Seamus Heaney was born between Toomebridge and Castledawson in Northern Ireland in 1939. He is considered to be one of the most important English-language poets of his generation – certainly since 1995, when he was awarded the Nobel Prize for literature. He is a master of the effortless rhyming of contradictions, a skill in bridging contrasts that can be traced back to his youth.
Heaney spent his childhood in the countryside, an area that not only brought him safety and shelter, as he said in his Nobel Prize speech in 1995, but was also steeped in the immediacy of things: animals, plants, the wind around the house, the sound of the horse in the stable mixed with the muffled conversations of adults and the radio broadcasts of the BBC. That rural world became a permanent fixture in his poetry. It gave him images and metaphors that he used in his poetic reflections to give earthly existence an extra dash of colour.
The place where Heaney grew up, Mossbawn, lies on the border between an English and an Irish sphere of influence. A nice little detail is that the word Mossbawn itself is a hybrid of the English word moss and the Irish word bawn. As Heaney himself has said: “I was symbolically set down between the traces of English influence and the pull of the local world of experience, between ‘the manor’ and ‘the morass’.”
During his studies at Queen’s University in Belfast his poetic talents began to manifest themselves. It was immediately clear that his themes had an Irish perspective, but in his form he also showed himself to be part of the tradition of English poetry, informed in particular by the work of poets like Wordsworth and Larkin. Some of his poems in the New Statesman attracted the attention of the publisher Faber, which led to the publication of his debut collection Death of a Naturalist in 1966. Heaney’s move to the Republic of Ireland gave some critics the impression that he had expressly embraced his Irish roots, but despite the strong engagement with the Northern Irish question (often referred to as the Troubles) that can already be found in his work from the 70s and 80s (especially in North and Field Work), Heaney always remained a poet who, from the perspective of Irish and English culture alike, embraced Western culture as a whole.

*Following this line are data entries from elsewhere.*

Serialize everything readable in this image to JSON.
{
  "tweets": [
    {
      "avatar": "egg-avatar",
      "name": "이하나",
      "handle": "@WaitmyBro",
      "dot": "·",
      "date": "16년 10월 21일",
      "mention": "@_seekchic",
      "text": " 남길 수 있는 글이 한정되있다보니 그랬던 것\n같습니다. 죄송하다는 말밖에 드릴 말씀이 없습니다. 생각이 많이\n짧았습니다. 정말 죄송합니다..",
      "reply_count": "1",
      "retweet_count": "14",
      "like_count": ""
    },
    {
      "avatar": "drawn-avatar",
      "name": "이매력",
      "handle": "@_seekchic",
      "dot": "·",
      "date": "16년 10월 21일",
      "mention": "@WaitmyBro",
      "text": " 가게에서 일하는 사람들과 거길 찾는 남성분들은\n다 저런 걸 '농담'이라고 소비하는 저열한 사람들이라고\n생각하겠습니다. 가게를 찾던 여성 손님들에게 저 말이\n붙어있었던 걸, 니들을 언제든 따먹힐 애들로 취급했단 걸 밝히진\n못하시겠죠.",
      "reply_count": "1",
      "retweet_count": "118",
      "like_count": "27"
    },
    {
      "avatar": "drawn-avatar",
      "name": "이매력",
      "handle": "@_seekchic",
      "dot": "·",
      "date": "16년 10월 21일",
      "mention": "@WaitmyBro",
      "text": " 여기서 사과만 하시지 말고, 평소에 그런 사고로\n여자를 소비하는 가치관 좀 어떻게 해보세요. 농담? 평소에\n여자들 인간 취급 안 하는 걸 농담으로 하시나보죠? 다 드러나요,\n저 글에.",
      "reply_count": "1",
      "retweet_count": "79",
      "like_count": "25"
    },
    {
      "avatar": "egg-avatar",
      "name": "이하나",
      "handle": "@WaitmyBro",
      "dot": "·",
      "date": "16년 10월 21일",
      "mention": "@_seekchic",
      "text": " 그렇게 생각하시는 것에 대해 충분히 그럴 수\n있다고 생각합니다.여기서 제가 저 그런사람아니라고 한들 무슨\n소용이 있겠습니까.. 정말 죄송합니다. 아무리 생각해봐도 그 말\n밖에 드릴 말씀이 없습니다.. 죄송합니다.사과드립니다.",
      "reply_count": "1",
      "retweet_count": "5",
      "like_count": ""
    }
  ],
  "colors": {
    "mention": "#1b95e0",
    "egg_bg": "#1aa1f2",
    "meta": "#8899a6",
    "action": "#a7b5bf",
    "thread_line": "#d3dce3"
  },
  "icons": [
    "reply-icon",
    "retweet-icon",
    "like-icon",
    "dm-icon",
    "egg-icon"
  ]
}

With later collections like Station Island and The Haw Lantern the poet’s palate became steadily more pluralistic and idiosyncratic. Heaney developed a completely unique style that subtly refers to all times and places, and in which a fascinating game is played with contradictions and paradoxes. His tone is usually mild and serene, making the existential themes he broaches all the more intense. Heaney recognises the unpredictability of human conduct and actions, and describes this unpredictability clearly and precisely. If there is drama in life (as we know there is), and if poetry can and must testify to this, Heaney shows us that this can best be done by combining individual perspective with sophisticated and flexible language.
Heaney lived for poetry and believed wholeheartedly in its importance. That attitude was convincingly reflected in his involvement in the international poetry world. Unlike many Nobel Prize winners he did not become withdrawn, but embraced his role as ambassador of poetry, as a visible and warm-blooded patron of many a poetry festival and poetry project. Despite that it was often difficult for him, he rarely or never said no, and accepted that because of his status and his prize (which “has destroyed our lives”, as his wife Mary once said) he had a responsibility to pitch in wherever the fight for poetry was being fought.
At the end of his speech upon receiving the Nobel Prize Heaney spoke explicitly about the power, nature and form of poetry. “The form of the poem,” said Heaney, “is crucial to poetry’s power to do the thing which always is and always will be to poetry's credit: the power to persuade that vulnerable part of our consciousness of its rightness in spite of the evidence of wrongness all around it, the power to remind us that we are hunters and gatherers of values, that our very solitudes and distresses are creditable, in so far as they, too, are an earnest of our veritable human being.”
Seamus Heaney passed away in Dublin on 30 August 2013 after a short illness.
Death of a Naturalist, Faber & Faber, London, 1966
Door into the Dark, Faber & Faber, London, 1969
Wintering Out, Faber & Faber, London 1972
Stations, Ulsterman, Portrush, 1975
North, Faber & Faber, London, 1975
Field Work, Faber & Faber, London, 1979
Station Island, Faber & Faber, London, 1984
The Haw Lantern, Faber & Faber, London, 1987
Seeing Things, Faber & Faber, London, 1991
The Spirit Level, Faber & Faber, London, 1996
Electric Light, Faber & Faber, London, 2001
District and Circle, Faber & Faber, London, 2006
Human Chain, Faber & Faber, London, 2010